= Problem to work on =
Would you reproduce the entries exactly, including every line?

[Records from a collection]
-.-.-
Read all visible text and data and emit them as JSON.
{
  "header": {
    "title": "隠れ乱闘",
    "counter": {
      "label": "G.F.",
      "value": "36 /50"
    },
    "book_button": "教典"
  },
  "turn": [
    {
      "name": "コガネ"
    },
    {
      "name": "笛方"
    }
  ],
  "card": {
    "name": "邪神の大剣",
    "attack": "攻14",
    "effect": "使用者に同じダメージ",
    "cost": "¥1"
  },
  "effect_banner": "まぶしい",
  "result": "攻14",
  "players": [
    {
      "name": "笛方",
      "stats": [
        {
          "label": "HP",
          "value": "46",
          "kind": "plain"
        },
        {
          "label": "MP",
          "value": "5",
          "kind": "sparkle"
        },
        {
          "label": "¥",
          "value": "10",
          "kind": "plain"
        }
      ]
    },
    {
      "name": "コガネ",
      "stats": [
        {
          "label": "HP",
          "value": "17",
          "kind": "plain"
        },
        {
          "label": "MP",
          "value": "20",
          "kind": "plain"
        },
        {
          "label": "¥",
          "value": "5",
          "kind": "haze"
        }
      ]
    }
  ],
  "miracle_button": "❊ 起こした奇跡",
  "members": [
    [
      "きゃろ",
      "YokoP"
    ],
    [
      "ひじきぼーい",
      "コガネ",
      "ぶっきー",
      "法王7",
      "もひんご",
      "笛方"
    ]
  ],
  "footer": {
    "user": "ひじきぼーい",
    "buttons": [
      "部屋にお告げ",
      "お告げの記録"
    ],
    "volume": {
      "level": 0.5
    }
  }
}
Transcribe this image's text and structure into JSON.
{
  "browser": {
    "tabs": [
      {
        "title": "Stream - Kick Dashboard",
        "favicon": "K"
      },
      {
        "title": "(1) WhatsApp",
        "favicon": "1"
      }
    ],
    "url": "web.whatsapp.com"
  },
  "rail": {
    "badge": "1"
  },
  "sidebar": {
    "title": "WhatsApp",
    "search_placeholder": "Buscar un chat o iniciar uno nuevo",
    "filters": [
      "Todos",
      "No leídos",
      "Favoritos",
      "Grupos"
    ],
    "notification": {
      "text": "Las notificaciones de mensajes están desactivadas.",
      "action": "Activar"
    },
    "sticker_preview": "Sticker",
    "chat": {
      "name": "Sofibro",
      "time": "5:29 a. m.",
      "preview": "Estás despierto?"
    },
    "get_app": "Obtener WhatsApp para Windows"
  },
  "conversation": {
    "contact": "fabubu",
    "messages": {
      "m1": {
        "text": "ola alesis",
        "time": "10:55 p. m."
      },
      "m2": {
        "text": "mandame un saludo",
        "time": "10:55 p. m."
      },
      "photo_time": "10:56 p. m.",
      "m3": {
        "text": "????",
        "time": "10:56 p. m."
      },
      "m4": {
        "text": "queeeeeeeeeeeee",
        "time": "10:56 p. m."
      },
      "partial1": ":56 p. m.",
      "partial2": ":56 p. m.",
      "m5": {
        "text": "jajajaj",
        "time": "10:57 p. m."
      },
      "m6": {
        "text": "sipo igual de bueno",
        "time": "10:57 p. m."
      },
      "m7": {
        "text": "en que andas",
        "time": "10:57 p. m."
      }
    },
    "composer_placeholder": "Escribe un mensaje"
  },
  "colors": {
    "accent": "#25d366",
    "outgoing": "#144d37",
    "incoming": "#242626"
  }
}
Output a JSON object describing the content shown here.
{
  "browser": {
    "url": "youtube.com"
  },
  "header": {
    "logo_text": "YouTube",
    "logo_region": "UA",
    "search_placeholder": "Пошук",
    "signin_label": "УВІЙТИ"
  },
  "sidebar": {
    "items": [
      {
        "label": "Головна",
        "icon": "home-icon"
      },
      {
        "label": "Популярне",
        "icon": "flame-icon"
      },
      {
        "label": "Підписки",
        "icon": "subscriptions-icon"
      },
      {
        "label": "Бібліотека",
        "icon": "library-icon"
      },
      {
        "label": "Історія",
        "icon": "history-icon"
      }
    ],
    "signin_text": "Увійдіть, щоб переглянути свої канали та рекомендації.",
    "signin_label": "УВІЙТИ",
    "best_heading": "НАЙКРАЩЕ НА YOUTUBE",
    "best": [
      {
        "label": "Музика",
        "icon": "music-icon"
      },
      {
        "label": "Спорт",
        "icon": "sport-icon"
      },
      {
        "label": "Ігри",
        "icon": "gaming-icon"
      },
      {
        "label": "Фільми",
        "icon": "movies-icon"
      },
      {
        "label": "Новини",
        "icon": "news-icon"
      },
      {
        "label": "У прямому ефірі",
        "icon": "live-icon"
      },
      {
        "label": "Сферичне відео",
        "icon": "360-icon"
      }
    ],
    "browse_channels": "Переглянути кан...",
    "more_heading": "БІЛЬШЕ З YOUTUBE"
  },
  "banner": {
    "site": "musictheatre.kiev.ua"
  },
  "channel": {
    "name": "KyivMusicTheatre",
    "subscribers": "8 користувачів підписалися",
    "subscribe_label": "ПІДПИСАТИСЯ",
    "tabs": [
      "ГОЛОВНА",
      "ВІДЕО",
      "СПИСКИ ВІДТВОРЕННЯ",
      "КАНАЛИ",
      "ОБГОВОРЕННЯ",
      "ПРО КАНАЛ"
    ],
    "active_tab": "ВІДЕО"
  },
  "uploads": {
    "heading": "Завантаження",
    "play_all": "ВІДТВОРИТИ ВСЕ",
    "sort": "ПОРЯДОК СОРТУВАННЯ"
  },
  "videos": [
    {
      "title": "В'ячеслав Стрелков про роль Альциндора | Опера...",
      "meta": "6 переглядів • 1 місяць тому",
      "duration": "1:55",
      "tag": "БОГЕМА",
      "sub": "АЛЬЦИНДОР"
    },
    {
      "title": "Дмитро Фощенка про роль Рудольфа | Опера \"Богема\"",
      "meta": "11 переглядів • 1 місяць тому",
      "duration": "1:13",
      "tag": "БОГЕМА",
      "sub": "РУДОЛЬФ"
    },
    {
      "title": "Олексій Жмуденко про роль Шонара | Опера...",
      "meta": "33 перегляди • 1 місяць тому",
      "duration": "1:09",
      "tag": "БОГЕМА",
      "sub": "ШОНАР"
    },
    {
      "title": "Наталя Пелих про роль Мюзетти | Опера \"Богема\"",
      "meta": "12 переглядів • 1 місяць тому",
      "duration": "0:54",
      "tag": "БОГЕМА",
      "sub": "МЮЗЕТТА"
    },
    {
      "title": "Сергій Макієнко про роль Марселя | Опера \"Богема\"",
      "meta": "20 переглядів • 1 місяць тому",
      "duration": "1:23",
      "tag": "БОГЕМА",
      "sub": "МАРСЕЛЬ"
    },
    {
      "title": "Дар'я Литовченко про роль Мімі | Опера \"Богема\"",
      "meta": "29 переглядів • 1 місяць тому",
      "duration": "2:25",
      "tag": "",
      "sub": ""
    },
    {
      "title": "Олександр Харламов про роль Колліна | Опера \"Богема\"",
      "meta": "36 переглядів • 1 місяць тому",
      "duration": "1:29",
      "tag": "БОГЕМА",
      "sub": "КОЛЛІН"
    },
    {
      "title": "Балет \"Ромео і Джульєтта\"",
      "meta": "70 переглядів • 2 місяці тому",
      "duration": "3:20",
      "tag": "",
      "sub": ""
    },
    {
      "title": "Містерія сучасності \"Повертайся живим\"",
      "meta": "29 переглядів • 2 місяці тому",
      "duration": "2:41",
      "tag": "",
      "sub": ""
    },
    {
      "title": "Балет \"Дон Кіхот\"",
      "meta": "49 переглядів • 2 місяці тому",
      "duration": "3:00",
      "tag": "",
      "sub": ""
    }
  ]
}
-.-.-
= Answer to this exercise =
Read all visible text and data and emit them as JSON.
{
  "header": {
    "title": "隠れ乱闘",
    "counter": {
      "label": "G.F.",
      "value": "36 /50"
    },
    "book_button": "教典"
  },
  "turn": [
    {
      "name": "コガネ"
    },
    {
      "name": "笛方"
    }
  ],
  "card": {
    "name": "邪神の大剣",
    "attack": "攻14",
    "effect": "使用者に同じダメージ",
    "cost": "¥1"
  },
  "effect_banner": "まぶしい",
  "result": "攻14",
  "players": [
    {
      "name": "笛方",
      "stats": [
        {
          "label": "HP",
          "value": "46",
          "kind": "plain"
        },
        {
          "label": "MP",
          "value": "5",
          "kind": "sparkle"
        },
        {
          "label": "¥",
          "value": "10",
          "kind": "plain"
        }
      ]
    },
    {
      "name": "コガネ",
      "stats": [
        {
          "label": "HP",
          "value": "17",
          "kind": "plain"
        },
        {
          "label": "MP",
          "value": "20",
          "kind": "plain"
        },
        {
          "label": "¥",
          "value": "5",
          "kind": "haze"
        }
      ]
    }
  ],
  "miracle_button": "❊ 起こした奇跡",
  "members": [
    [
      "きゃろ",
      "YokoP"
    ],
    [
      "ひじきぼーい",
      "コガネ",
      "ぶっきー",
      "法王7",
      "もひんご",
      "笛方"
    ]
  ],
  "footer": {
    "user": "ひじきぼーい",
    "buttons": [
      "部屋にお告げ",
      "お告げの記録"
    ],
    "volume": {
      "level": 0.5
    }
  }
}
Transcribe this image's text and structure into JSON.
{
  "browser": {
    "tabs": [
      {
        "title": "Stream - Kick Dashboard",
        "favicon": "K"
      },
      {
        "title": "(1) WhatsApp",
        "favicon": "1"
      }
    ],
    "url": "web.whatsapp.com"
  },
  "rail": {
    "badge": "1"
  },
  "sidebar": {
    "title": "WhatsApp",
    "search_placeholder": "Buscar un chat o iniciar uno nuevo",
    "filters": [
      "Todos",
      "No leídos",
      "Favoritos",
      "Grupos"
    ],
    "notification": {
      "text": "Las notificaciones de mensajes están desactivadas.",
      "action": "Activar"
    },
    "sticker_preview": "Sticker",
    "chat": {
      "name": "Sofibro",
      "time": "5:29 a. m.",
      "preview": "Estás despierto?"
    },
    "get_app": "Obtener WhatsApp para Windows"
  },
  "conversation": {
    "contact": "fabubu",
    "messages": {
      "m1": {
        "text": "ola alesis",
        "time": "10:55 p. m."
      },
      "m2": {
        "text": "mandame un saludo",
        "time": "10:55 p. m."
      },
      "photo_time": "10:56 p. m.",
      "m3": {
        "text": "????",
        "time": "10:56 p. m."
      },
      "m4": {
        "text": "queeeeeeeeeeeee",
        "time": "10:56 p. m."
      },
      "partial1": ":56 p. m.",
      "partial2": ":56 p. m.",
      "m5": {
        "text": "jajajaj",
        "time": "10:57 p. m."
      },
      "m6": {
        "text": "sipo igual de bueno",
        "time": "10:57 p. m."
      },
      "m7": {
        "text": "en que andas",
        "time": "10:57 p. m."
      }
    },
    "composer_placeholder": "Escribe un mensaje"
  },
  "colors": {
    "accent": "#25d366",
    "outgoing": "#144d37",
    "incoming": "#242626"
  }
}
Output a JSON object describing the content shown here.
{
  "browser": {
    "url": "youtube.com"
  },
  "header": {
    "logo_text": "YouTube",
    "logo_region": "UA",
    "search_placeholder": "Пошук",
    "signin_label": "УВІЙТИ"
  },
  "sidebar": {
    "items": [
      {
        "label": "Головна",
        "icon": "home-icon"
      },
      {
        "label": "Популярне",
        "icon": "flame-icon"
      },
      {
        "label": "Підписки",
        "icon": "subscriptions-icon"
      },
      {
        "label": "Бібліотека",
        "icon": "library-icon"
      },
      {
        "label": "Історія",
        "icon": "history-icon"
      }
    ],
    "signin_text": "Увійдіть, щоб переглянути свої канали та рекомендації.",
    "signin_label": "УВІЙТИ",
    "best_heading": "НАЙКРАЩЕ НА YOUTUBE",
    "best": [
      {
        "label": "Музика",
        "icon": "music-icon"
      },
      {
        "label": "Спорт",
        "icon": "sport-icon"
      },
      {
        "label": "Ігри",
        "icon": "gaming-icon"
      },
      {
        "label": "Фільми",
        "icon": "movies-icon"
      },
      {
        "label": "Новини",
        "icon": "news-icon"
      },
      {
        "label": "У прямому ефірі",
        "icon": "live-icon"
      },
      {
        "label": "Сферичне відео",
        "icon": "360-icon"
      }
    ],
    "browse_channels": "Переглянути кан...",
    "more_heading": "БІЛЬШЕ З YOUTUBE"
  },
  "banner": {
    "site": "musictheatre.kiev.ua"
  },
  "channel": {
    "name": "KyivMusicTheatre",
    "subscribers": "8 користувачів підписалися",
    "subscribe_label": "ПІДПИСАТИСЯ",
    "tabs": [
      "ГОЛОВНА",
      "ВІДЕО",
      "СПИСКИ ВІДТВОРЕННЯ",
      "КАНАЛИ",
      "ОБГОВОРЕННЯ",
      "ПРО КАНАЛ"
    ],
    "active_tab": "ВІДЕО"
  },
  "uploads": {
    "heading": "Завантаження",
    "play_all": "ВІДТВОРИТИ ВСЕ",
    "sort": "ПОРЯДОК СОРТУВАННЯ"
  },
  "videos": [
    {
      "title": "В'ячеслав Стрелков про роль Альциндора | Опера...",
      "meta": "6 переглядів • 1 місяць тому",
      "duration": "1:55",
      "tag": "БОГЕМА",
      "sub": "АЛЬЦИНДОР"
    },
    {
      "title": "Дмитро Фощенка про роль Рудольфа | Опера \"Богема\"",
      "meta": "11 переглядів • 1 місяць тому",
      "duration": "1:13",
      "tag": "БОГЕМА",
      "sub": "РУДОЛЬФ"
    },
    {
      "title": "Олексій Жмуденко про роль Шонара | Опера...",
      "meta": "33 перегляди • 1 місяць тому",
      "duration": "1:09",
      "tag": "БОГЕМА",
      "sub": "ШОНАР"
    },
    {
      "title": "Наталя Пелих про роль Мюзетти | Опера \"Богема\"",
      "meta": "12 переглядів • 1 місяць тому",
      "duration": "0:54",
      "tag": "БОГЕМА",
      "sub": "МЮЗЕТТА"
    },
    {
      "title": "Сергій Макієнко про роль Марселя | Опера \"Богема\"",
      "meta": "20 переглядів • 1 місяць тому",
      "duration": "1:23",
      "tag": "БОГЕМА",
      "sub": "МАРСЕЛЬ"
    },
    {
      "title": "Дар'я Литовченко про роль Мімі | Опера \"Богема\"",
      "meta": "29 переглядів • 1 місяць тому",
      "duration": "2:25",
      "tag": "",
      "sub": ""
    },
    {
      "title": "Олександр Харламов про роль Колліна | Опера \"Богема\"",
      "meta": "36 переглядів • 1 місяць тому",
      "duration": "1:29",
      "tag": "БОГЕМА",
      "sub": "КОЛЛІН"
    },
    {
      "title": "Балет \"Ромео і Джульєтта\"",
      "meta": "70 переглядів • 2 місяці тому",
      "duration": "3:20",
      "tag": "",
      "sub": ""
    },
    {
      "title": "Містерія сучасності \"Повертайся живим\"",
      "meta": "29 переглядів • 2 місяці тому",
      "duration": "2:41",
      "tag": "",
      "sub": ""
    },
    {
      "title": "Балет \"Дон Кіхот\"",
      "meta": "49 переглядів • 2 місяці тому",
      "duration": "3:00",
      "tag": "",
      "sub": ""
    }
  ]
}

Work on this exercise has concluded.